[Dataset rows for apps and sites]
──────
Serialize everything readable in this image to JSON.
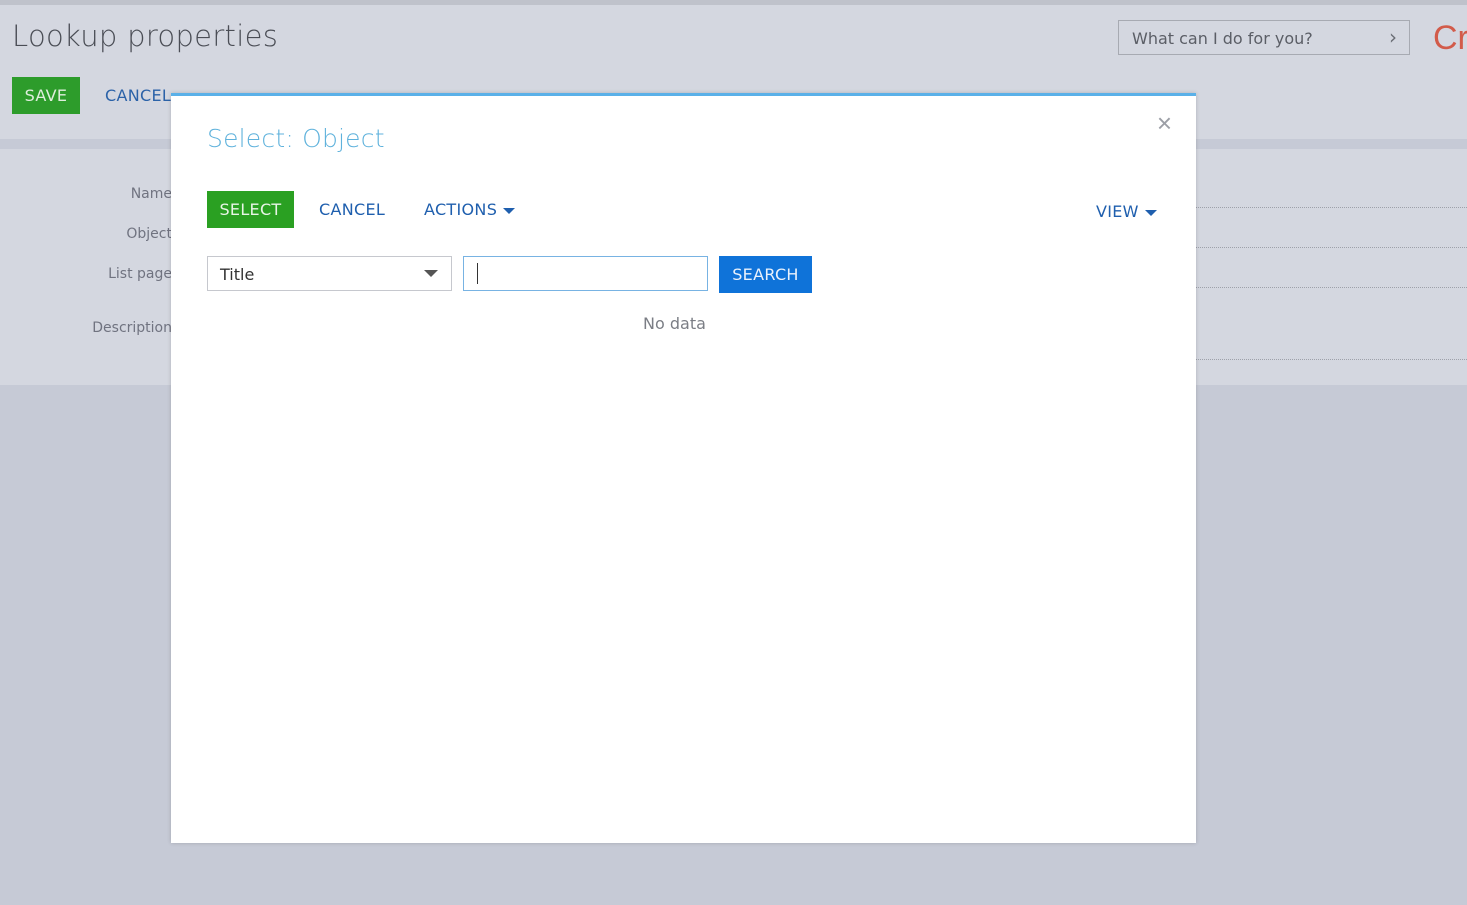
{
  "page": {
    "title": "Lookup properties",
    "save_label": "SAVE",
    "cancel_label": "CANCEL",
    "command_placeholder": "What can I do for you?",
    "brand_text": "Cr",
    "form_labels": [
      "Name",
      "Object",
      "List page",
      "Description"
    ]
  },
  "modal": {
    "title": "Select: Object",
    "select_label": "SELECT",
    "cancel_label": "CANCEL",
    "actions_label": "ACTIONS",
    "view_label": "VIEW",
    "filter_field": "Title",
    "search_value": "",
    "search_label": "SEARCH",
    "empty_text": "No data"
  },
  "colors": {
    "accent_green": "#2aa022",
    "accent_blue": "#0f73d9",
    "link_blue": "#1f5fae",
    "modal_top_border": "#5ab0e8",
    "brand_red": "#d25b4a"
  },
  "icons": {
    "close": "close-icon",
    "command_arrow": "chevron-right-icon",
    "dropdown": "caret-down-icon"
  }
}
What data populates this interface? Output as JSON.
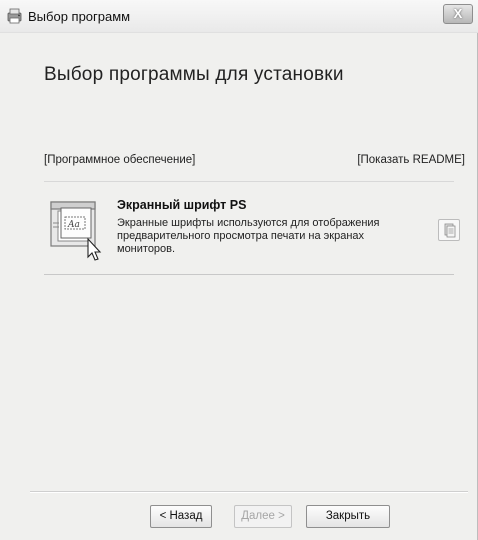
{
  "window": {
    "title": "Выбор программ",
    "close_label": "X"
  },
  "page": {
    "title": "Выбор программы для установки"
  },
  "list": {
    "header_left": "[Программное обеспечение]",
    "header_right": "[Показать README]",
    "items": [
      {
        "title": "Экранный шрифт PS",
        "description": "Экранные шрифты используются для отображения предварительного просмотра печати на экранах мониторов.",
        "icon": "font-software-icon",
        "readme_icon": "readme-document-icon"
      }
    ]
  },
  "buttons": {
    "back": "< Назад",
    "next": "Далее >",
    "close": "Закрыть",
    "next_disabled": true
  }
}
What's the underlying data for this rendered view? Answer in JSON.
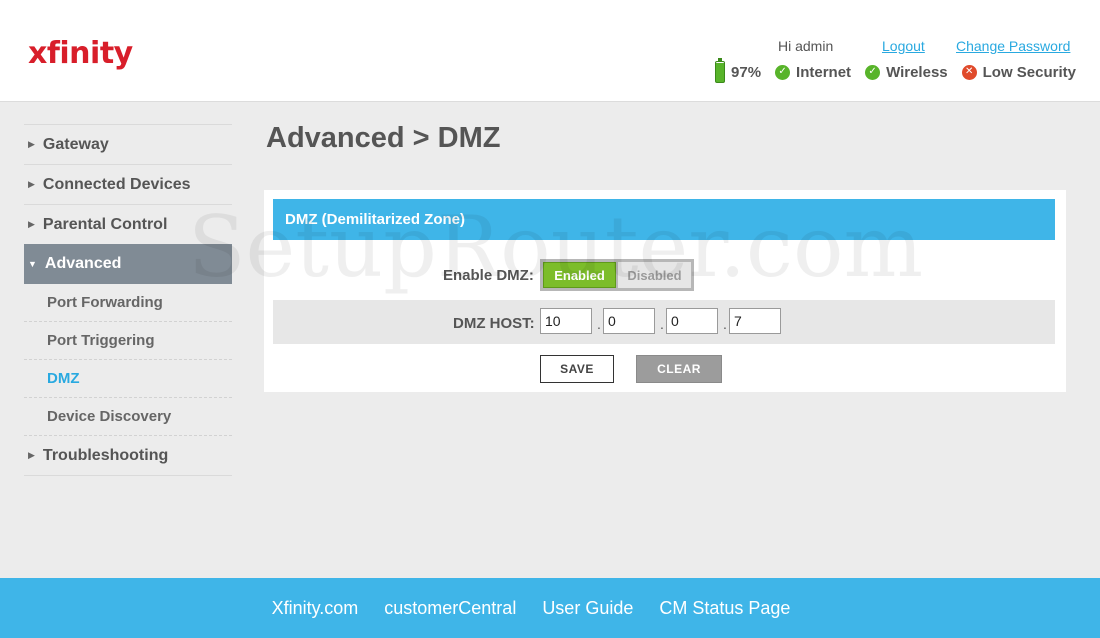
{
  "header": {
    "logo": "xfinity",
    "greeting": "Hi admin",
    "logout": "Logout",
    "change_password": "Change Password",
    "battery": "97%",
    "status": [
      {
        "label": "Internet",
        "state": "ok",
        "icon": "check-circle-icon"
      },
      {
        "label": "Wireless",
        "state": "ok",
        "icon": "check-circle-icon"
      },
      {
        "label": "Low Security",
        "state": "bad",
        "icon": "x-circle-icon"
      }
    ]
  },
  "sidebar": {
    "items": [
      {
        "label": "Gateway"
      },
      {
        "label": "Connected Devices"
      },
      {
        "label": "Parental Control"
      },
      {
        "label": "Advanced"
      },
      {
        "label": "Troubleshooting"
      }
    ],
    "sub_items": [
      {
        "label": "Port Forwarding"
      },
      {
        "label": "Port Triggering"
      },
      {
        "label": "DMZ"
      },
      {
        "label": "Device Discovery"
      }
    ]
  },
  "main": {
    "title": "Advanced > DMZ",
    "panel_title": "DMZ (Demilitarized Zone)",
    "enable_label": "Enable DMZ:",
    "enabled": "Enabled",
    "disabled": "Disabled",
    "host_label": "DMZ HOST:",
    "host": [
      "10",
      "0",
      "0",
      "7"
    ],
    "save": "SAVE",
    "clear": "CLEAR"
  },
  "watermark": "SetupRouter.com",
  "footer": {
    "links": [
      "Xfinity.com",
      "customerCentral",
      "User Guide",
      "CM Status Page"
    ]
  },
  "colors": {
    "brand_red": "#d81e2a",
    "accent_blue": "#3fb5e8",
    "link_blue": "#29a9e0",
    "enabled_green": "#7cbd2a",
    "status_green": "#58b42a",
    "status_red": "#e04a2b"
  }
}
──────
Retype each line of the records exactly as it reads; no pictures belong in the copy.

▸ **Exercise answer**:
Serialize everything readable in this image to JSON.
{
  "page": {
    "title": "Lookup properties",
    "save_label": "SAVE",
    "cancel_label": "CANCEL",
    "command_placeholder": "What can I do for you?",
    "brand_text": "Cr",
    "form_labels": [
      "Name",
      "Object",
      "List page",
      "Description"
    ]
  },
  "modal": {
    "title": "Select: Object",
    "select_label": "SELECT",
    "cancel_label": "CANCEL",
    "actions_label": "ACTIONS",
    "view_label": "VIEW",
    "filter_field": "Title",
    "search_value": "",
    "search_label": "SEARCH",
    "empty_text": "No data"
  },
  "colors": {
    "accent_green": "#2aa022",
    "accent_blue": "#0f73d9",
    "link_blue": "#1f5fae",
    "modal_top_border": "#5ab0e8",
    "brand_red": "#d25b4a"
  },
  "icons": {
    "close": "close-icon",
    "command_arrow": "chevron-right-icon",
    "dropdown": "caret-down-icon"
  }
}
What data populates this interface? Output as JSON.
{
  "window": {
    "title": "Выбор программ",
    "close_label": "X"
  },
  "page": {
    "title": "Выбор программы для установки"
  },
  "list": {
    "header_left": "[Программное обеспечение]",
    "header_right": "[Показать README]",
    "items": [
      {
        "title": "Экранный шрифт PS",
        "description": "Экранные шрифты используются для отображения предварительного просмотра печати на экранах мониторов.",
        "icon": "font-software-icon",
        "readme_icon": "readme-document-icon"
      }
    ]
  },
  "buttons": {
    "back": "< Назад",
    "next": "Далее >",
    "close": "Закрыть",
    "next_disabled": true
  }
}
What's the underlying data for this rendered view? Answer in JSON.
{
  "header": {
    "logo": "xfinity",
    "greeting": "Hi admin",
    "logout": "Logout",
    "change_password": "Change Password",
    "battery": "97%",
    "status": [
      {
        "label": "Internet",
        "state": "ok",
        "icon": "check-circle-icon"
      },
      {
        "label": "Wireless",
        "state": "ok",
        "icon": "check-circle-icon"
      },
      {
        "label": "Low Security",
        "state": "bad",
        "icon": "x-circle-icon"
      }
    ]
  },
  "sidebar": {
    "items": [
      {
        "label": "Gateway"
      },
      {
        "label": "Connected Devices"
      },
      {
        "label": "Parental Control"
      },
      {
        "label": "Advanced"
      },
      {
        "label": "Troubleshooting"
      }
    ],
    "sub_items": [
      {
        "label": "Port Forwarding"
      },
      {
        "label": "Port Triggering"
      },
      {
        "label": "DMZ"
      },
      {
        "label": "Device Discovery"
      }
    ]
  },
  "main": {
    "title": "Advanced > DMZ",
    "panel_title": "DMZ (Demilitarized Zone)",
    "enable_label": "Enable DMZ:",
    "enabled": "Enabled",
    "disabled": "Disabled",
    "host_label": "DMZ HOST:",
    "host": [
      "10",
      "0",
      "0",
      "7"
    ],
    "save": "SAVE",
    "clear": "CLEAR"
  },
  "watermark": "SetupRouter.com",
  "footer": {
    "links": [
      "Xfinity.com",
      "customerCentral",
      "User Guide",
      "CM Status Page"
    ]
  },
  "colors": {
    "brand_red": "#d81e2a",
    "accent_blue": "#3fb5e8",
    "link_blue": "#29a9e0",
    "enabled_green": "#7cbd2a",
    "status_green": "#58b42a",
    "status_red": "#e04a2b"
  }
}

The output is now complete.